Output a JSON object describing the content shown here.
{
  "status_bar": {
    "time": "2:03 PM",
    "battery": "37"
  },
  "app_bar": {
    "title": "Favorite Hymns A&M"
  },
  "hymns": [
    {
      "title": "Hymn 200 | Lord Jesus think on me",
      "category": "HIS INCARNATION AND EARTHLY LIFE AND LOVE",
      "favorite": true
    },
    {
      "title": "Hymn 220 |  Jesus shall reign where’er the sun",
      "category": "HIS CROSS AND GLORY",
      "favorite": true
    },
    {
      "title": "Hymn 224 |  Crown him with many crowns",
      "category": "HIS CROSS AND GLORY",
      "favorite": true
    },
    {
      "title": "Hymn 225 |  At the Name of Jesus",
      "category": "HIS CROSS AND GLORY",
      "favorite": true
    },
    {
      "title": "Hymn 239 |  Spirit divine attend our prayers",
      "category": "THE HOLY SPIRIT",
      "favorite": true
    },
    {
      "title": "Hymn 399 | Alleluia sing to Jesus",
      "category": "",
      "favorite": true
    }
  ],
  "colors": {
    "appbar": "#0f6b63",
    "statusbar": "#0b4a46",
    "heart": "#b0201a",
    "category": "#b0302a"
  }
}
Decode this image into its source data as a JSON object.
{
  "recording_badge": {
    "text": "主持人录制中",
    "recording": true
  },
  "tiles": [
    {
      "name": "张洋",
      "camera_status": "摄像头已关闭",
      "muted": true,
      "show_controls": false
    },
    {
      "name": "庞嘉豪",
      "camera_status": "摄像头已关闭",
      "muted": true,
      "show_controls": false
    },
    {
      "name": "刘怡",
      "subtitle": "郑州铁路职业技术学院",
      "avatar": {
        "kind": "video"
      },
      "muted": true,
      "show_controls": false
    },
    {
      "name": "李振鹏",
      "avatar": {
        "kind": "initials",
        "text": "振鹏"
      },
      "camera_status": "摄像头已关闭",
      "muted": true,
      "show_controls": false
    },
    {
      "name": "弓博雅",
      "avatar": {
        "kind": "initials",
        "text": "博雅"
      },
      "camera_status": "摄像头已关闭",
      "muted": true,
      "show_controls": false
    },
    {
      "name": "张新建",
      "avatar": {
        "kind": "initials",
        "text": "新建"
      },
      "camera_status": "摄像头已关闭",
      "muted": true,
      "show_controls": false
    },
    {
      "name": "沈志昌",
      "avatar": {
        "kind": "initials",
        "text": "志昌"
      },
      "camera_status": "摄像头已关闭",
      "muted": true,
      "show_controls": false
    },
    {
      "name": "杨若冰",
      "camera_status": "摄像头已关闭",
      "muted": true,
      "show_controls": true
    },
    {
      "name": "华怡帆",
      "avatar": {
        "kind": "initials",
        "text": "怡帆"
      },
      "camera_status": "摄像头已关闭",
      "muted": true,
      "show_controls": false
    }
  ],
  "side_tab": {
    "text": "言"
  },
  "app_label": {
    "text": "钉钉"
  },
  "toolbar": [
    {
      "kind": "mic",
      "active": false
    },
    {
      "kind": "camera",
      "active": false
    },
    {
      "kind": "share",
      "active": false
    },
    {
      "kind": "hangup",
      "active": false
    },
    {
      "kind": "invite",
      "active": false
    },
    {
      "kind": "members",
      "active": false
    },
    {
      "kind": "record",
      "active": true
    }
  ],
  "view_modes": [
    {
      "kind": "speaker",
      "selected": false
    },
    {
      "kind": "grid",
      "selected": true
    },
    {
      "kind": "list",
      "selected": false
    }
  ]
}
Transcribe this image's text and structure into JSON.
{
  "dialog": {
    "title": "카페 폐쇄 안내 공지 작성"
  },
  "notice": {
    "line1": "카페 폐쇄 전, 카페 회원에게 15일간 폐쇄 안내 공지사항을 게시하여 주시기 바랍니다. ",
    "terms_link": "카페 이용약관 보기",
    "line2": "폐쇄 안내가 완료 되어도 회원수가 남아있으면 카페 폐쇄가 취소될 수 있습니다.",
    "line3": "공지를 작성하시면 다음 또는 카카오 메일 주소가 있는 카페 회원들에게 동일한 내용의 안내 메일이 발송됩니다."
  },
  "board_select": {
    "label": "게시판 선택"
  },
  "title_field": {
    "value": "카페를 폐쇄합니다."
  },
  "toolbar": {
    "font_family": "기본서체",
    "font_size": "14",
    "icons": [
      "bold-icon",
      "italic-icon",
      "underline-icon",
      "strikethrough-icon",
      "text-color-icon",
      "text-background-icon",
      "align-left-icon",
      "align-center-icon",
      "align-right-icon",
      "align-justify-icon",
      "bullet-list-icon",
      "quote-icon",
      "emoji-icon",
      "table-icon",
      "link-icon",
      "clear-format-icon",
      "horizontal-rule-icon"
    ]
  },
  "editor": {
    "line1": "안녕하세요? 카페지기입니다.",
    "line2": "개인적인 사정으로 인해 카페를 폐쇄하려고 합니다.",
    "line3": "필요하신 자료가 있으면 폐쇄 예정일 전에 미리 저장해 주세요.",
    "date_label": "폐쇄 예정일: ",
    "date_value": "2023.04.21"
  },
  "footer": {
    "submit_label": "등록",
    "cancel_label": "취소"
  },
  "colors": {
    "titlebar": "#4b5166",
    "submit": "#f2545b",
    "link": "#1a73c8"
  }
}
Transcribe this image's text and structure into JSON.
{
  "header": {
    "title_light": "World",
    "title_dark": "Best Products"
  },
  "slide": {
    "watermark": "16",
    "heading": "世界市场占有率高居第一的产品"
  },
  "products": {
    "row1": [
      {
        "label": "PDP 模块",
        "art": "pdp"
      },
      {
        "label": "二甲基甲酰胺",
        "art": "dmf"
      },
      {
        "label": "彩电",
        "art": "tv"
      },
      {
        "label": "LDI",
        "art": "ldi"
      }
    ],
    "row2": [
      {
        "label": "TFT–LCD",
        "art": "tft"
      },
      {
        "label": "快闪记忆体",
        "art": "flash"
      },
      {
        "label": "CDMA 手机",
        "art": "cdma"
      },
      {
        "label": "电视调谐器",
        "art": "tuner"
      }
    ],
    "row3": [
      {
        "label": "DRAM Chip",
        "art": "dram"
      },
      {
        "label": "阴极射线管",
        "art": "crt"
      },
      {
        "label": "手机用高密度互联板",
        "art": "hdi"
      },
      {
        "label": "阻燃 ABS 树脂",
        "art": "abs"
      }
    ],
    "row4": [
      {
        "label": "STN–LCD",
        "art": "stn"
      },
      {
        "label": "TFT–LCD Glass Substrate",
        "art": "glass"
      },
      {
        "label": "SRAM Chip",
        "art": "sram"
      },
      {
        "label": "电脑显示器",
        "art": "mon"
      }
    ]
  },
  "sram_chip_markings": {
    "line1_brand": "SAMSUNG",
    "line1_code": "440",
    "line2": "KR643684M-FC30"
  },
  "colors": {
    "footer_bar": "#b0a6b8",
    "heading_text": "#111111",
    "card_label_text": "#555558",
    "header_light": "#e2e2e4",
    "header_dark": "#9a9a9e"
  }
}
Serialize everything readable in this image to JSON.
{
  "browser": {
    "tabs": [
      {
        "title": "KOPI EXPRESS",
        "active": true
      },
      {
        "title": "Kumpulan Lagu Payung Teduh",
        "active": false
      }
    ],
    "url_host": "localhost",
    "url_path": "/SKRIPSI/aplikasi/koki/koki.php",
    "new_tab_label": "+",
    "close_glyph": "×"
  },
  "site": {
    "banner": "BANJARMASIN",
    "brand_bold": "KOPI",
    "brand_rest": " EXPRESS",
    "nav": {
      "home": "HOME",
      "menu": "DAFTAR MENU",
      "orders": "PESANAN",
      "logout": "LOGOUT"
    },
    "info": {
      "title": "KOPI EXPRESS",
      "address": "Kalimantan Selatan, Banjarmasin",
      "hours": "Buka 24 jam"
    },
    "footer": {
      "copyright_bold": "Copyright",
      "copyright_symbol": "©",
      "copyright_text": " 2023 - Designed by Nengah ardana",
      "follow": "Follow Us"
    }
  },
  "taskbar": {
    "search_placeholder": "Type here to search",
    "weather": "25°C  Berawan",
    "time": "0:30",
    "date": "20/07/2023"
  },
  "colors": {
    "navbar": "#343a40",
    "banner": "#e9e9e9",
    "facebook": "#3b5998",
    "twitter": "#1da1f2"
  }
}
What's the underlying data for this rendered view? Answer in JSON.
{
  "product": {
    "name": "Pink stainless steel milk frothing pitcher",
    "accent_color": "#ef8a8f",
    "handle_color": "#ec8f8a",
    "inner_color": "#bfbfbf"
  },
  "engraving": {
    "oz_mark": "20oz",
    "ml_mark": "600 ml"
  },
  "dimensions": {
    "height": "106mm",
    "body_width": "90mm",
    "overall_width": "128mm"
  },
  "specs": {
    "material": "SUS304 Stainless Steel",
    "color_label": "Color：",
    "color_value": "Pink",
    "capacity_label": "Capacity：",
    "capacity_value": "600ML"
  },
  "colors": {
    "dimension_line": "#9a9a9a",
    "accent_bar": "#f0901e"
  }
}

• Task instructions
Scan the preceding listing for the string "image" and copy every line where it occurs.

• Finished exercise
Decode this image into its source data as a JSON object.
Transcribe this image's text and structure into JSON.
Transcribe this image's text and structure into JSON.
Serialize everything readable in this image to JSON.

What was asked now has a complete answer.